Jefferson Pier Marker

A tiny monument to the unsuccessful attempt by Thomas Jefferson to place the prime meridian in Washington.
Washington, D.C.

Knife Edge

Architecture lovers won’t stop touching the National Gallery's 19.5 degree marble prow.
Washington, D.C.

Temperance Fountain

A much-maligned monument to teetotalism.
Washington, D.C.

USNO Master Clock

The most accurate timepiece in the world.
Washington, D.C.

Capitol Building Tunnel System

Members of Congress have traveled between the buildings on Capitol Hill for a century hidden from tourists, press, and storm clouds.
Washington, D.C.

Amelia Earhart's Lockheed Vega

The "lovely red Vega" of the legendary record-settling pilot.
Washington, D.C.

The Throne of the Third Heaven of the Nations' Millennium General Assembly

Light bulbs, scrap wood, and tinfoil comprise this homemade throne of the gods.
Washington, D.C.

Owney the Postal Dog

A traveing postal dog covered 48 states and more than 140,000 miles, and he lives on as taxidermy, patched up with a rabbit's foot and a pig's ear.
Washington, D.C.

District of Columbia Center Point

A little marble compass above George Washington's (empty) tomb in the Capitol marks where D.C.'s four quadrants intersect.
Washington, D.C.

Smithsonian Sushi Collection

Seemingly unremarkable items like empty sushi trays, chef hats, and freshness stickers are being preserved so future generations can look back on this beloved cultural import.
Washington, D.C.

Old Stone House

The oldest building in the District of Columbia was preserved because of a mistaken connection to George Washington.
Washington, D.C.

Reading Room at the Folger Shakespeare Library

Home to a vast and influential collection of Shakespeareana.
Washington, D.C.

Carnegie Library of Washington, D.C.

D.C.'s first central library was born out of a chance encounter with the philanthropist whose name it bears.
Washington, D.C.

The Mary Surratt Boarding House
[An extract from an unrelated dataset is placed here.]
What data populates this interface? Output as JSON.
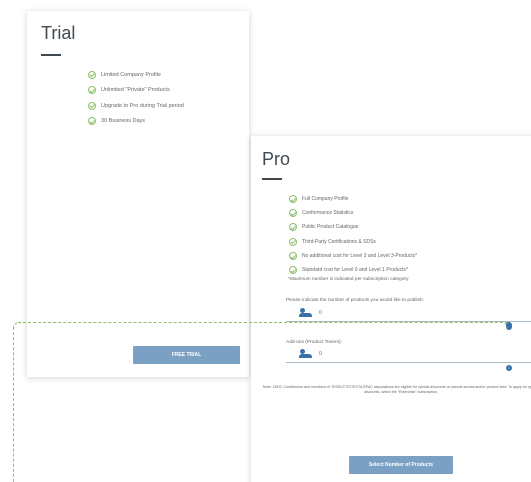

The house where John Wilkes Booth conspired with his co-conspirators.
Washington, D.C.

National Archives Vault

An atomic bomb-proof strongbox protects the U.S. Constitution from terrorists and thieves.
Washington, D.C.

Renwick Gallery
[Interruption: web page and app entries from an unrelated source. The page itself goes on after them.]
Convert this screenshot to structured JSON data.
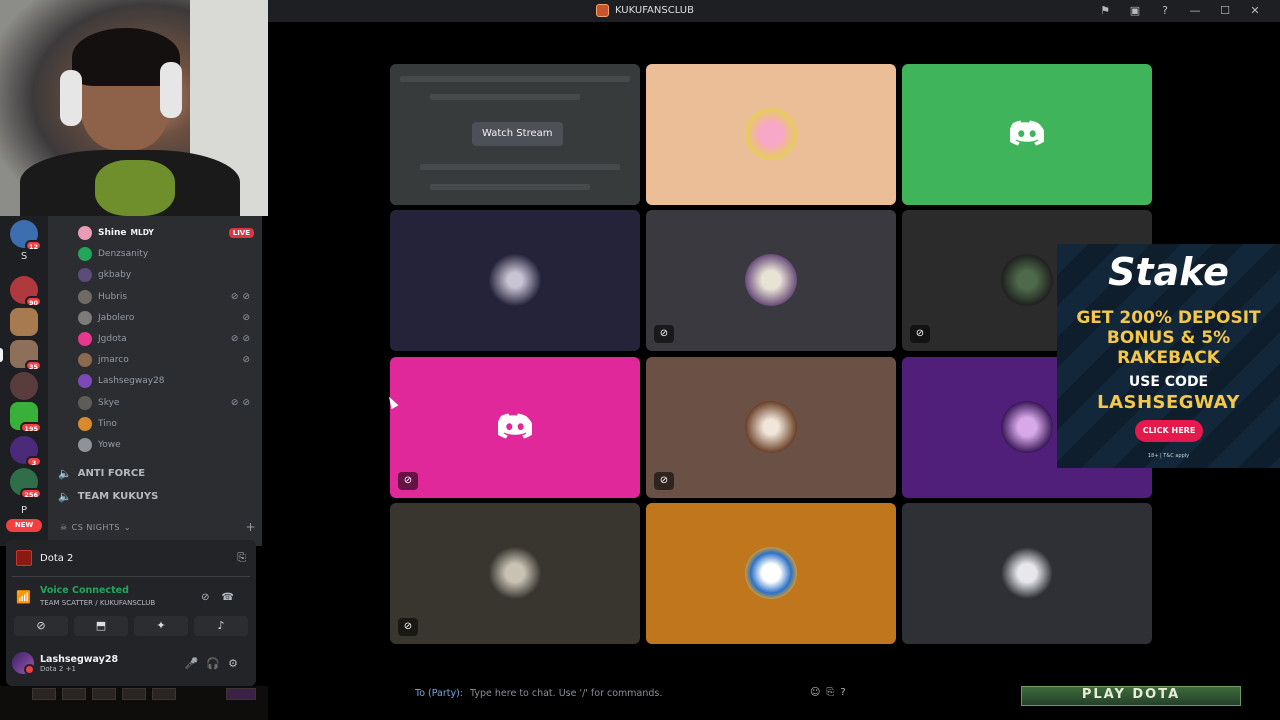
{
  "titlebar": {
    "title": "KUKUFANSCLUB",
    "icons": [
      "flag-icon",
      "inbox-icon",
      "help-icon",
      "minimize-icon",
      "maximize-icon",
      "close-icon"
    ]
  },
  "rail": {
    "badges": [
      "12",
      "90",
      "35",
      "195",
      "3",
      "256"
    ],
    "letters": [
      "S",
      "P"
    ],
    "new_label": "NEW"
  },
  "voice_users": [
    {
      "name": "Shine",
      "tag": "MLDY",
      "live": "LIVE"
    },
    {
      "name": "Denzsanity"
    },
    {
      "name": "gkbaby"
    },
    {
      "name": "Hubris"
    },
    {
      "name": "Jabolero"
    },
    {
      "name": "Jgdota"
    },
    {
      "name": "jmarco"
    },
    {
      "name": "Lashsegway28"
    },
    {
      "name": "Skye"
    },
    {
      "name": "Tino"
    },
    {
      "name": "Yowe"
    }
  ],
  "voice_channels": [
    {
      "name": "ANTI FORCE"
    },
    {
      "name": "TEAM KUKUYS"
    }
  ],
  "category": {
    "name": "CS NIGHTS"
  },
  "activity": {
    "game": "Dota 2"
  },
  "voice_status": {
    "status": "Voice Connected",
    "location": "TEAM SCATTER / KUKUFANSCLUB"
  },
  "user": {
    "name": "Lashsegway28",
    "status": "Dota 2 +1"
  },
  "stage": {
    "watch_label": "Watch Stream"
  },
  "ad": {
    "brand": "Stake",
    "line1": "GET 200% DEPOSIT",
    "line2": "BONUS & 5%",
    "line3": "RAKEBACK",
    "code_label": "USE CODE",
    "code": "LASHSEGWAY",
    "cta": "CLICK HERE",
    "fine": "18+ | T&C apply"
  },
  "chat": {
    "to": "To (Party):",
    "placeholder": "Type here to chat. Use '/' for commands."
  },
  "play_button": "PLAY DOTA"
}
The first purpose-built art gallery in the United States is once again open as a center of craft arts.
Washington, D.C.

Starship Enterprise NCC-1701

The actual model from the original "Star Trek" series is now on display at the National Air and Space Museum.
Washington, D.C.

Library of Congress Card Catalog

A nostalgic bibliographic gem.
Washington, D.C.

Peacock Room

This stunning blue and gold room changed cities twice before becoming part of the Smithsonian.
Washington, D.C.

Titanic Memorial

This lonely waterfront memorial to the men of the Titanic was erected by the "Women of America."
Washington, D.C.

Albert Einstein Bronze Statue

The beloved statue at the National Academy of Sciences is oh so inviting to sit on.
Washington, D.C.

Space Window at the Washington National Cathedral

A tiny piece of the Moon is embedded in this stained glass masterpiece.
Washington, D.C.

International Spy Museum

“They say you're judged by the strength of your enemies”—James Bond, Quantum of Solace.
Washington, D.C.

FDR's Swimming Pool

There's an old indoor swimming pool hidden directly underneath the White House Press Briefing Room.